Do you know what a QR Code is? If not, stop reading and immediately google QR Code. You cannot afford to wait any longer to find out about an emerging technology that, coupled with the ubiquitous camera-equipped cell phone, may well change the way retailing is conducted in the future.
One of my mentors, the late David Q. Mahler, used to say that all revolutions in retailing reflected fundamental shifts in distribution practices. The department store concept that began in the mid-1800s aggregated diverse products under one roof. Five-and-dime stores brought products to the masses at affordable prices. The mail-order houses of Montgomery Ward and Sears, Roebuck and Co. extended the purchasing options of rural America. Supermarkets transformed the way households bought staples and necessities even as they initiated the self-service revolution by placing products within reach of each patron.

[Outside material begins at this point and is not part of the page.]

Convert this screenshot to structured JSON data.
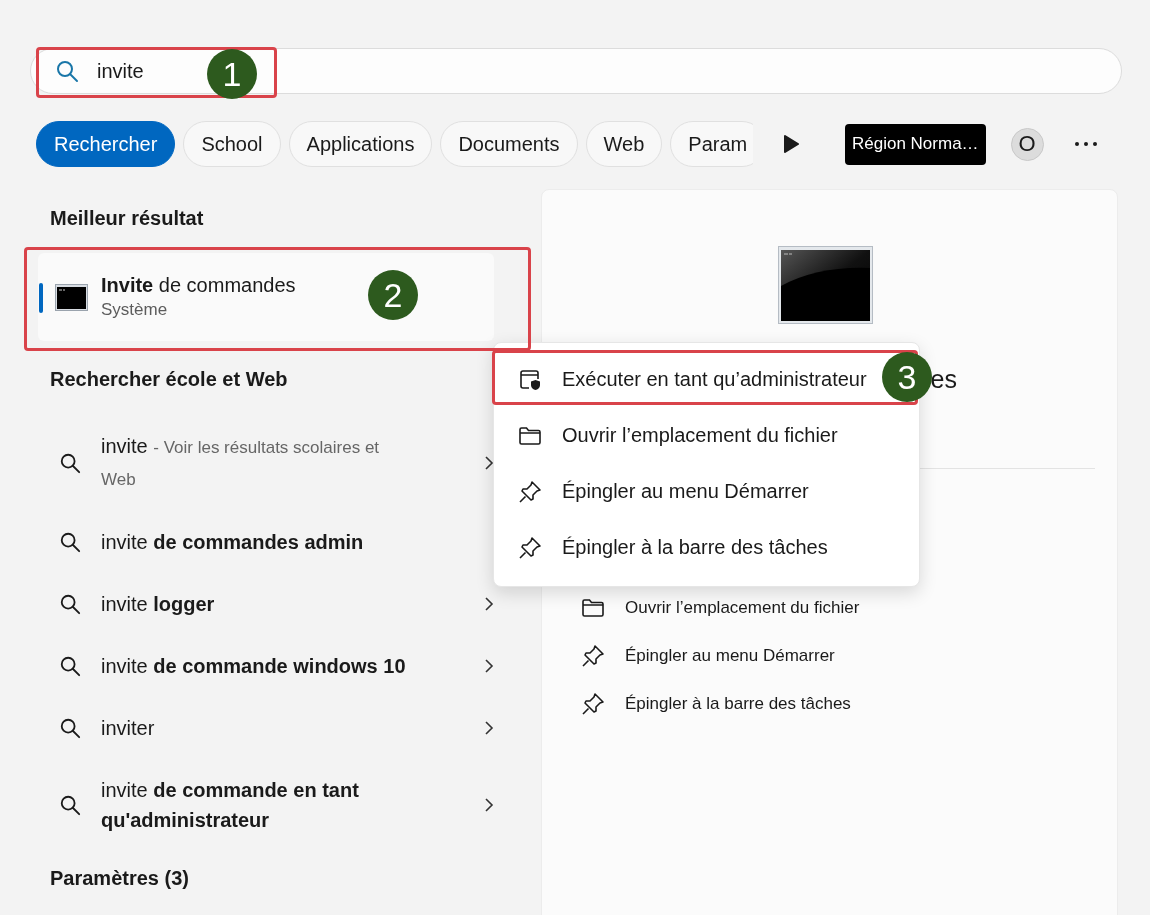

Aided by the interstate highway system and the resultant migration of families to the suburbs, the regional mall shifted the nexus of shopping away from urban centers. Specialty stores thrived in the malls, while off-the-mall discount stores and category killers democratized distribution of name brands. As chain stores grew ever stronger, retailers grabbed power from manufacturers. Over the last 10 years power has changed hands once again—the Internet has placed it into the hands of every consumer.
An important extension of that power shift will come when QR Codes become commonplace. It’s already happening in Japan.
For those who couldn’t put this sterling prose down, (and missed the George Clooney look-alike YouTube video by Marcello Di Pietro about QR Codes), here’s a short description of a QR Code. It stands for quick-response code. It’s a symbol, much like a UPC Code, that can be placed on any surface, such as a billboard poster, magazine ad or an apparel hang tag. By taking a picture of a QR Code with a cell-phone camera, you gain instant access to a URL that can describe product attributes in detail or any other relevant data, such as where the product may be bought and at what price. Bingo! Instant price comparisons inside your stores. Actually, customers won’t have to go to stores anymore. They can shop when reading a magazine at the beach, at the beauty salon, in their dorm room. Wherever. Nor will they need to be tethered to a computer or a PDA to be online.
A simple camera-equipped phone will be sufficient to enable purchasing. QR Codes will propel the prophecy that the cell phone will be the most important marketing and communications tool of the first decades of the 21st century. QR Codes make a cell phone more than a passive recipient of text messages. They transform the phone into a proactive mobile-commerce device. Retailing truly will be 24/7/365. Point the camera—click the shutter—read the download—buy the product. Poof—your stores become, as the British say, redundant!
Will it happen? Am I too alarmist? Perhaps. But no less an authority than Bill Gates said last year, “I wholeheartedly believe the mobile phone will become the new PC.” For the 100 million Americans under 30, a cell phone is an extension of the hand. Don’t wait to find out if I’m being too much of a Chicken Little. Start researching QR Codes today. Plan a strategy to co-exist and use them tomorrow.